    Web 2.0 has provided organizations remarkable opportunities to improve productivity, gain competitive advantage, and increase participation by engaging a crowd to accomplish tasks at scale. However, establishing and integrating crowd-based systems into organizations is still an open question. The systems and the collaborative processes they enable appear diametrically in dissonance with the norms and culture of collaboration and knowledge sharing in traditional organizations. They require mechanisms for articulation of work, coordination, cooperation, and knowledge co-creation that are fundamentally different from those in current groupwork systems and processes. Building on two workshops hosted at ACM CSCW 2014, we will explore questions such as: How does the shift in organizational work from a closed system with known individuals, to an open and crowd model that requires engagement with an undefined network of people, affect how we conceptualize groupwork? What are the implications for the design of groupwork systems? What can the crowdsourcing research community learn from groupwork systems, or conversely what can groupwork researchers learn from crowdsourcing? How do cultures, motivations, ownership and representation fit into these systems? This workshop will bring together researchers and practitioners in crowdsourcing, social computing, collaborative technologies, organizational science, and workplace research, to discuss the future of groupwork systems in the era of crowdwork with the goal of articulating an agenda for future research.

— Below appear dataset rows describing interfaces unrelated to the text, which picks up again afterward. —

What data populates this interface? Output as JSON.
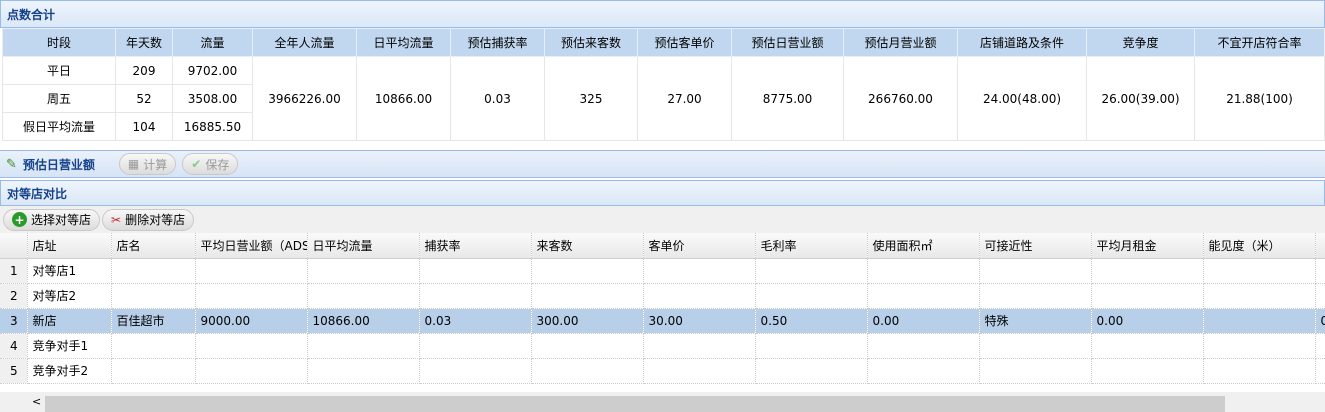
{
  "summary": {
    "title": "点数合计",
    "headers": [
      "时段",
      "年天数",
      "流量",
      "全年人流量",
      "日平均流量",
      "预估捕获率",
      "预估来客数",
      "预估客单价",
      "预估日营业额",
      "预估月营业额",
      "店铺道路及条件",
      "竞争度",
      "不宜开店符合率"
    ],
    "rows": [
      [
        "平日",
        "209",
        "9702.00"
      ],
      [
        "周五",
        "52",
        "3508.00"
      ],
      [
        "假日平均流量",
        "104",
        "16885.50"
      ]
    ],
    "merged": [
      "3966226.00",
      "10866.00",
      "0.03",
      "325",
      "27.00",
      "8775.00",
      "266760.00",
      "24.00(48.00)",
      "26.00(39.00)",
      "21.88(100)"
    ]
  },
  "toolbar": {
    "title": "预估日营业额",
    "calc": "计算",
    "save": "保存"
  },
  "compare": {
    "title": "对等店对比",
    "select": "选择对等店",
    "delete": "删除对等店",
    "headers": [
      "店址",
      "店名",
      "平均日营业额（ADS）",
      "日平均流量",
      "捕获率",
      "来客数",
      "客单价",
      "毛利率",
      "使用面积㎡",
      "可接近性",
      "平均月租金",
      "能见度（米）",
      ""
    ],
    "rows": [
      {
        "n": "1",
        "cells": [
          "对等店1",
          "",
          "",
          "",
          "",
          "",
          "",
          "",
          "",
          "",
          "",
          "",
          ""
        ]
      },
      {
        "n": "2",
        "cells": [
          "对等店2",
          "",
          "",
          "",
          "",
          "",
          "",
          "",
          "",
          "",
          "",
          "",
          ""
        ]
      },
      {
        "n": "3",
        "cells": [
          "新店",
          "百佳超市",
          "9000.00",
          "10866.00",
          "0.03",
          "300.00",
          "30.00",
          "0.50",
          "0.00",
          "特殊",
          "0.00",
          "",
          "0"
        ]
      },
      {
        "n": "4",
        "cells": [
          "竞争对手1",
          "",
          "",
          "",
          "",
          "",
          "",
          "",
          "",
          "",
          "",
          "",
          ""
        ]
      },
      {
        "n": "5",
        "cells": [
          "竞争对手2",
          "",
          "",
          "",
          "",
          "",
          "",
          "",
          "",
          "",
          "",
          "",
          ""
        ]
      }
    ]
  },
  "scroll": {
    "left": "<"
  }
}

  • Conference Paper
    Evaluating Mobile Remote Presence (MRP) Robots
    (Proceedings of the 2014 ACM International Conference on Supporting Group Work, 2014) Lewis, Tristan; Drury, Jill; Beltz, Brandon
    Video teleconferencing systems (VTCs) have enhanced remote meetings because their ability to convey nonverbal or social cues can make them simulate in-person interaction more closely than telephone conversations. Yet many people feel that something is still lacking, most likely because VTCs require all interaction to take place in a pre-defined set of rooms and/or from a single viewpoint. In contrast, mobile remote presence (MRP) robots, sometimes called telepresence robots, enable participants to move their focus from their colleagues' faces to a screen at the front of the room, to artifacts on a table, to posters or sticky notes on the room's walls, etc. Consumers now have a choice of several commercially available MRP systems, but there are few evaluation methods tailored for this type of system. In this paper we present a proposed set of heuristics for evaluating the user experience of a MRP robot. Further, we describe the process we used to develop these heuristics.